Still, for Meservey, the gains don’t counterbalance the concerns about appearing and doing business with leaders with troubling human rights records. Authoritarian governments like Ethiopia’s see democracy, civil society and a free press “as an existential threat” and are willing to act harshly to ensure their own survival.
“Its leaders are not going to blossom into human rights defenders simply because they received a stern talking-to,” Meservey said. “A strong and stable democracy, which is the best system for ensuring a government respects its people’s human rights, will only be built in an authoritarian context through grass-roots, ground-up effort anyway. The most effective contribution the U.S. can make is to robustly encourage that.”
One former U.S. ambassador to Kenya under President George W. Bush called Obama’s trip “an unqualified, perhaps even a great, success,” pointing to the way he publicly acknowledged differences with Kenyatta “in a way that did not offend his hosts.”
Ethiopia and Kenya are pivotal states, said the former ambassador, William Bellamy, as deserving of a presidential visit as other emerging economies and strategic partners.

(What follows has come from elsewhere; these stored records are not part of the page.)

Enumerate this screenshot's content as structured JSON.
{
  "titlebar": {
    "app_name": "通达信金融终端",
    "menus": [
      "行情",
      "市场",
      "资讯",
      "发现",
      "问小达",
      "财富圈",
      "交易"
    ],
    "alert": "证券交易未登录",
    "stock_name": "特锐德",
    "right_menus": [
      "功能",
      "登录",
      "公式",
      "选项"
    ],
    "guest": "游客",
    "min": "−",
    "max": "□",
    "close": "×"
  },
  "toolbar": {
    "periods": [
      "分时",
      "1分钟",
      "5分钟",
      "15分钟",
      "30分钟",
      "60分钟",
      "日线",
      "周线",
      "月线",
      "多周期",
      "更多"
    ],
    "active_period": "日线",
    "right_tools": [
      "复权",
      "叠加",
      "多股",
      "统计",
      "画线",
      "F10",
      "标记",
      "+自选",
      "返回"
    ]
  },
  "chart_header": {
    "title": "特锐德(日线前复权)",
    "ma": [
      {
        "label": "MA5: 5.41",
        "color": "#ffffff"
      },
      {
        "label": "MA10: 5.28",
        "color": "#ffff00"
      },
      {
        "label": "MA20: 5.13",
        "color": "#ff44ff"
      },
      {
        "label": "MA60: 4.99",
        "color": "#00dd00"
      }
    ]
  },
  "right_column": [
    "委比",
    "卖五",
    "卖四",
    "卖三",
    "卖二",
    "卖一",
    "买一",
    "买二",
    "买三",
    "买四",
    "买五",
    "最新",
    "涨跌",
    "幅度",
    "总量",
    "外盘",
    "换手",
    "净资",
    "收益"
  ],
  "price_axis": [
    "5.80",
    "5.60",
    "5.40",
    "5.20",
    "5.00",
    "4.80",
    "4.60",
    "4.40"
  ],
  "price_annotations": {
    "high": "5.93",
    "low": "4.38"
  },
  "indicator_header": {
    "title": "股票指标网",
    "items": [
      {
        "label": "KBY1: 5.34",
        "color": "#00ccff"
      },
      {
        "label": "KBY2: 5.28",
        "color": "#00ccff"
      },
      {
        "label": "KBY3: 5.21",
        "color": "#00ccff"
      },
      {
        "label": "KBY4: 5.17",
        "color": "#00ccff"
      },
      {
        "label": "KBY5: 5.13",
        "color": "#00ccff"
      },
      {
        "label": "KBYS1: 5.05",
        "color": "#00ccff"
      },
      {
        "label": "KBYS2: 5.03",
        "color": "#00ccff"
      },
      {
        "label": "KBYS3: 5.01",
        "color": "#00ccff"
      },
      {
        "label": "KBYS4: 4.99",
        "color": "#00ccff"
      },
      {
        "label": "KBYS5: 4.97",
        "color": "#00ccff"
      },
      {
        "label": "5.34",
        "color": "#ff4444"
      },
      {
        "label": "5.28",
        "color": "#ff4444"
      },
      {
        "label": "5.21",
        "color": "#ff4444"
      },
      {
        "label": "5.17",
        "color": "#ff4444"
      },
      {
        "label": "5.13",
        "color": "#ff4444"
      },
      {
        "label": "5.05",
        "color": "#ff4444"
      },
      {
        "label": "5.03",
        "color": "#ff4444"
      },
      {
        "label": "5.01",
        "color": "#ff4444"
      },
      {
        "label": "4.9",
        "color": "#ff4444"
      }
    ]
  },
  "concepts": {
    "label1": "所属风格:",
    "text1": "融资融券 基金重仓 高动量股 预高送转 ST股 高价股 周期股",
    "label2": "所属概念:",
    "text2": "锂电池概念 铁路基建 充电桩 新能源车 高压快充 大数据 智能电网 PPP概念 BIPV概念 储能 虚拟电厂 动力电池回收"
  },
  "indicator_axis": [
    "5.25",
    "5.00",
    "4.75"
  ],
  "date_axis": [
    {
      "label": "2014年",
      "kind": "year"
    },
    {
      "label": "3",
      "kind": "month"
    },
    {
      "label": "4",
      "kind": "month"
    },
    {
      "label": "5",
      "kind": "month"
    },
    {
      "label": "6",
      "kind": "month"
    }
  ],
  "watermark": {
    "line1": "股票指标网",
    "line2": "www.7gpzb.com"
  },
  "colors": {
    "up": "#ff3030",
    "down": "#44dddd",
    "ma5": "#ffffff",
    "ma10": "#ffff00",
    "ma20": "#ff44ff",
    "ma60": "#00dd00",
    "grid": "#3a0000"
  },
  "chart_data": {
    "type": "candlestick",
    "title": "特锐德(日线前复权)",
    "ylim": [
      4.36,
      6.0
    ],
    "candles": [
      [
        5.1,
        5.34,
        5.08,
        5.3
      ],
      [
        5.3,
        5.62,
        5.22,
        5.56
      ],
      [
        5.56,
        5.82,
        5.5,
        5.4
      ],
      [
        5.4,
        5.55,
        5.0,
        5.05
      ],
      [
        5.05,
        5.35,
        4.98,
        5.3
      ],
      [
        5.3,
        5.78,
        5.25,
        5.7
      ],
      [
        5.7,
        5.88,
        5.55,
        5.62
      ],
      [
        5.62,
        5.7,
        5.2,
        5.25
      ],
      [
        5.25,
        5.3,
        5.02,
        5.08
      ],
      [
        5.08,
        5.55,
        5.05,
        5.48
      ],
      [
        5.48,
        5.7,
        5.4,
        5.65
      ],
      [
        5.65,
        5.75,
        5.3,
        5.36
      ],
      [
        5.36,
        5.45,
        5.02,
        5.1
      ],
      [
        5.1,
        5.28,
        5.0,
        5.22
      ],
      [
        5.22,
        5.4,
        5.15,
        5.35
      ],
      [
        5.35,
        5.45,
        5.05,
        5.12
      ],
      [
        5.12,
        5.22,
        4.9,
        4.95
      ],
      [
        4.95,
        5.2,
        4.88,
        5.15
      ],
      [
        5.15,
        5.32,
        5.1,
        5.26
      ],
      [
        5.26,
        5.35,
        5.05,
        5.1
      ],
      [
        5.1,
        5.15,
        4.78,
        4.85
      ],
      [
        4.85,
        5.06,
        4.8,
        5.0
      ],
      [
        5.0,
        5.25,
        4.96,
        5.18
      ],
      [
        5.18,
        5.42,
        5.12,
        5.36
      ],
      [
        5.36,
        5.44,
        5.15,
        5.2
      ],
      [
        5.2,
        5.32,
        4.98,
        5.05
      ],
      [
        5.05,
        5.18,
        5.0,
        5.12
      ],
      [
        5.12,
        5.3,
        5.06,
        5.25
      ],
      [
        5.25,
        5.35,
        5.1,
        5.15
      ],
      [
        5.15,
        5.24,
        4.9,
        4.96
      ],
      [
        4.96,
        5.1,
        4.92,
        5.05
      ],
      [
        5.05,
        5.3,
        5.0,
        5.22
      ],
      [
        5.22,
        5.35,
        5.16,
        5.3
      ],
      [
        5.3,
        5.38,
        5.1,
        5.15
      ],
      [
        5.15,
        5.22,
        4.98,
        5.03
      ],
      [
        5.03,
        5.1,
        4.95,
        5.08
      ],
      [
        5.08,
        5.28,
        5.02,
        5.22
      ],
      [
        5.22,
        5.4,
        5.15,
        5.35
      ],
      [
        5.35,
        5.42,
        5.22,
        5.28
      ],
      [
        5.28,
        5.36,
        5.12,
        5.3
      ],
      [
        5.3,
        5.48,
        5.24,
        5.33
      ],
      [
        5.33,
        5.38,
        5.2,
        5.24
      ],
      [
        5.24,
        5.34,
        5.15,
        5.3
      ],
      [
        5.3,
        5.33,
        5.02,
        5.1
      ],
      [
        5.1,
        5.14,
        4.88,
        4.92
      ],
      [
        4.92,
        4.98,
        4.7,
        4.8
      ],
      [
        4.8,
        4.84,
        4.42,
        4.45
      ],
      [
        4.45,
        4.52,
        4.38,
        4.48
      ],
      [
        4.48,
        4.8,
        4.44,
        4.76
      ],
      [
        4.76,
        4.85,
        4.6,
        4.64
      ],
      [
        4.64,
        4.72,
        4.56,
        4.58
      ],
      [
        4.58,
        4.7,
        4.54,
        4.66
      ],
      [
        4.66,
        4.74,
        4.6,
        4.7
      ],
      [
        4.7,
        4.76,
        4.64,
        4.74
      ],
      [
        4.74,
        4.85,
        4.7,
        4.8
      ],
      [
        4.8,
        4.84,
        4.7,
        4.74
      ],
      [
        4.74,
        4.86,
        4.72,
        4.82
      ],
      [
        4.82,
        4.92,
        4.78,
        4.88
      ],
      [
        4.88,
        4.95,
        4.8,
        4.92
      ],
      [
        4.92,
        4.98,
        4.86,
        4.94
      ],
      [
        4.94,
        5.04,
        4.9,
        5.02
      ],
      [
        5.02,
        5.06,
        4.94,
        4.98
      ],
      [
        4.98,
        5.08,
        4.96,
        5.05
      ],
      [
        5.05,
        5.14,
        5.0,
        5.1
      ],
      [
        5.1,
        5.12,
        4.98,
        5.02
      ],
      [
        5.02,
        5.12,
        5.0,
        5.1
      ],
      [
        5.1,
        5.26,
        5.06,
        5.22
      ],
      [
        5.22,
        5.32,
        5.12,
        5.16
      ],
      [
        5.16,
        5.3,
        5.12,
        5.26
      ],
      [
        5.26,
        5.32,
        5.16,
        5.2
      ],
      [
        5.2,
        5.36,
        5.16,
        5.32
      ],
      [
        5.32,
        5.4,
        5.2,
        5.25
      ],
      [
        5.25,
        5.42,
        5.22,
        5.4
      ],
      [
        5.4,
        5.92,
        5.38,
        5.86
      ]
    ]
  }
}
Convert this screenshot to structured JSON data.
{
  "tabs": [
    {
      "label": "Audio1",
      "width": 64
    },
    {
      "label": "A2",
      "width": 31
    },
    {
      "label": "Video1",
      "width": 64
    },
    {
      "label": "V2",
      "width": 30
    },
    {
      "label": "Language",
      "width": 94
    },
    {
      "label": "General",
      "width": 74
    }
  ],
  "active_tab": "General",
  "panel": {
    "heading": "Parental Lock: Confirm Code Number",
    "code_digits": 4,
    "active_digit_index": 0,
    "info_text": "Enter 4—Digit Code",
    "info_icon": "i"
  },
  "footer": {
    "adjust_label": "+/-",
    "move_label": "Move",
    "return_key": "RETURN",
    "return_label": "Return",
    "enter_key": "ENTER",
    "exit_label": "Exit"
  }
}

“We don't maximize our influence on governments with which we have differences by staying home and berating or lecturing from afar,” said Bellamy. “Those days are pretty much over, even in Africa.”
Times staff writer Robyn Dixon in Johannesburg, South Africa, contributed to this report.
For more White House coverage, follow @cparsons